Jeanine has been teaching science for 12 years. She currently teaches at Gardner Middle School in the Temecula Valley USD. She has served as a staff developer for the K-12 Alliance under the continuation of a California Math and Science Partnership grant. Jeanine has also served as a member of the district science curriculum adoption committee, a site GATE coordinator, a science department chair, a science club advisor, and an elementary science coach.
Quality science education is vital to our state’s success. In today’s world, students must be problem solvers in the workplace, champions for their own health, and advocates for the integrity of our planet. In the science classroom, an educator’s charge is to inspire students to wonder, question, research, and push the boundary to learn more about themselves and the world around them. As a community of science educators, our responsibility is to ensure quality instructional practices to support inquiry, problem solving, and communication skills vital to student success.
As a CSTA member, I am committed to scientific literacy for all students. Despite funding and political obstacles, CSTA must continue to be a collective voice for California science teachers. In these tumultuous times, it is imperative that we creatively continue to empower, inspire, and advocate for science education as a collective community. CSTA must continue to be a catalyst for educational innovation, sharing of best practices, problem solving, decision-making, and lobbying for legislation to support our shared vision.
by Michelle French
Since the public reviews of the Next Generation Science Standards have come to a close, like many primary teachers, I’ve been wondering what science will look like in kindergarten, first, and second grade classrooms. Learn More…

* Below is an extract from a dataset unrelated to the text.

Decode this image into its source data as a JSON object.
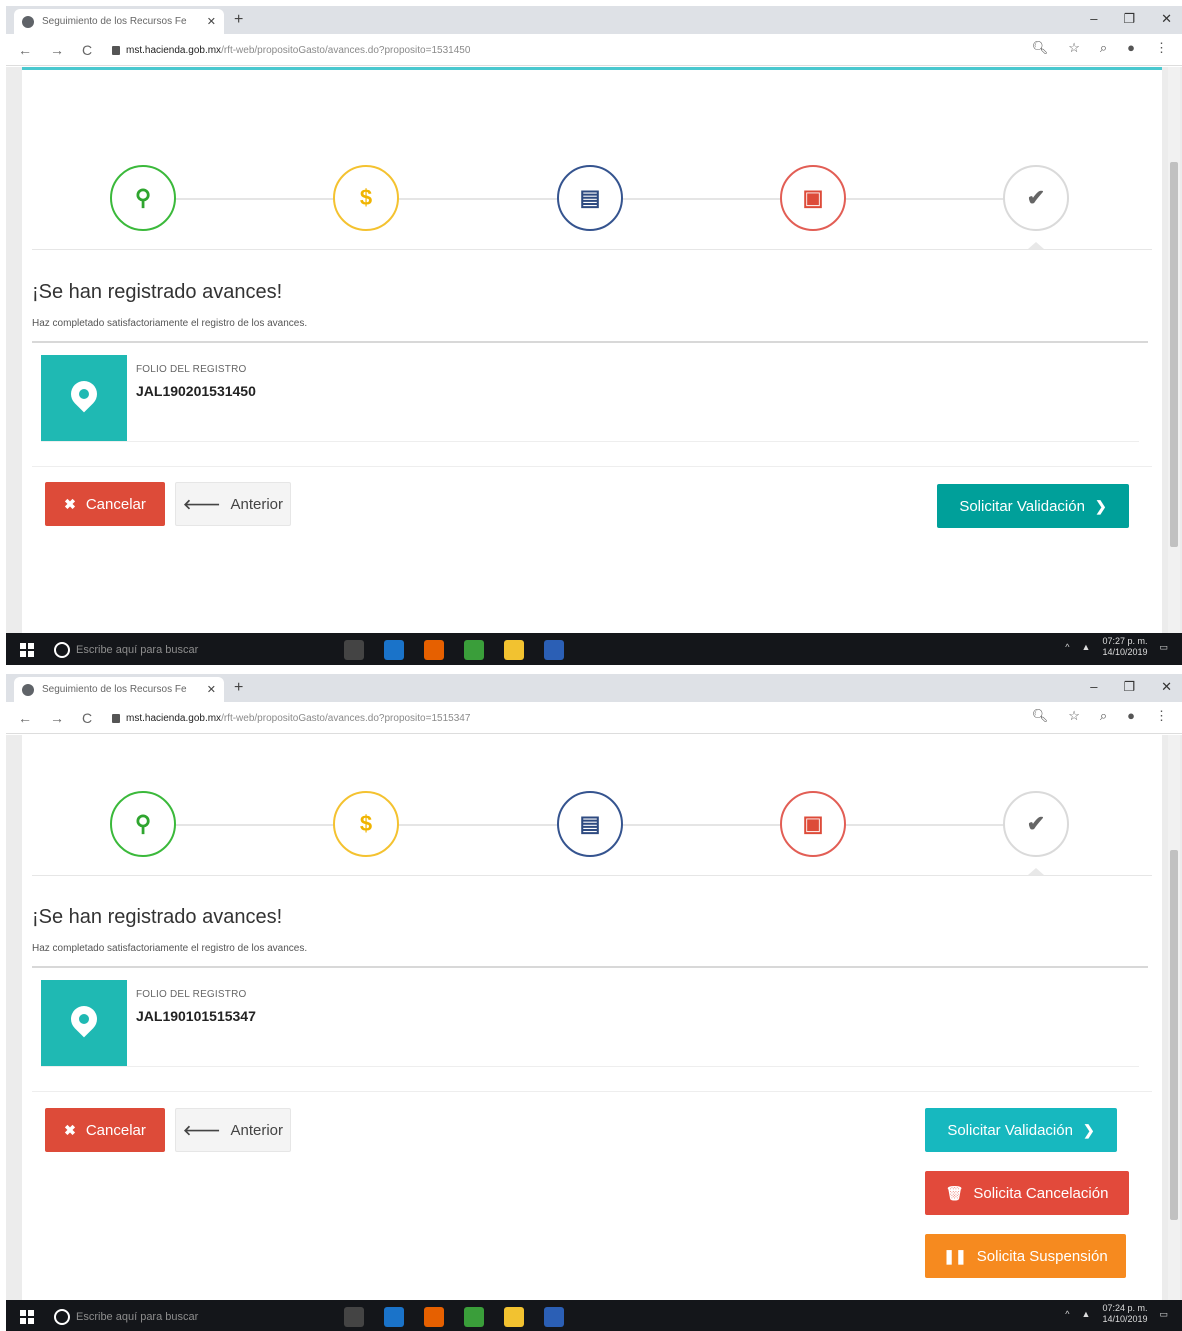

“SOL Grotto, 2012. 1368 glass tubes, paint. Fabrication: Matarozzi Pelsinger, Rael San Fratello Architects. SOL Grotto is a contemporary take on a grotto or Throeau’s cabin – a spartan retreat that is a space of solitude and close to nature – where one is presented with a mediated experience of water, coolness and light. The SOL Grotto also explores Solyndra’s role as a company S#@t Out of Luck. 1,368 of the 24 million high tech glass tubes destined to be destroyed as a casualty of their bankruptcy, are used in the installation. The tube’s original role as a light concentrating element is extended to transmit cool air into the space via the Venturi effect, to amplify sounds from the adjacent waterfall via the vibrations of the tubes cantilevering over the creek, and to create distorted views of the garden. The form of the electric blue array evokes Plato’s Allegory of the Cave where shadows, light and sounds can call reality into question.”
Responses from Readers:
Peter A’Hearn: Rush hour in little blue circle land.
by Valerie Joyner
Congratulations to CSTA member and STEM Educator, Katherine Schenkelberg, of West High School, in Torrance, CA! Katherine was recently awarded one of the 2013 Vernier/NSTA Technology Awards. An appointed panel of experts selected her for her innovative use of data-collection technology. “The use of data-collection technology in the classroom helps foster students’ interest in STEM education and provides them with engaging, hands-on opportunities for scientific investigation,” said David Vernier, co-founder of Vernier and a former physics teacher. “For ten years Vernier and NSTA have recognized innovative STEM educators through this award and this year’s winners are no exception – their projects and programs truly utilize the power of data-collection technology as part of the teaching and learning process.” Learn More…
by Tim Williamson
Members of the California Science Teachers Association are now in the process of voting for qualified CSTA members to fill the seven openings on the CSTA Board of Directors for the 2013-2015 term.
The election is being conducted electronically and opened for voting on April 16, 2013. Voting will close on May 16, 2013. All CSTA members were sent links to the online ballot. Members for whom we do not have current email addresses or who request a paper ballot have been mailed a ballot and candidate statements. Learn More…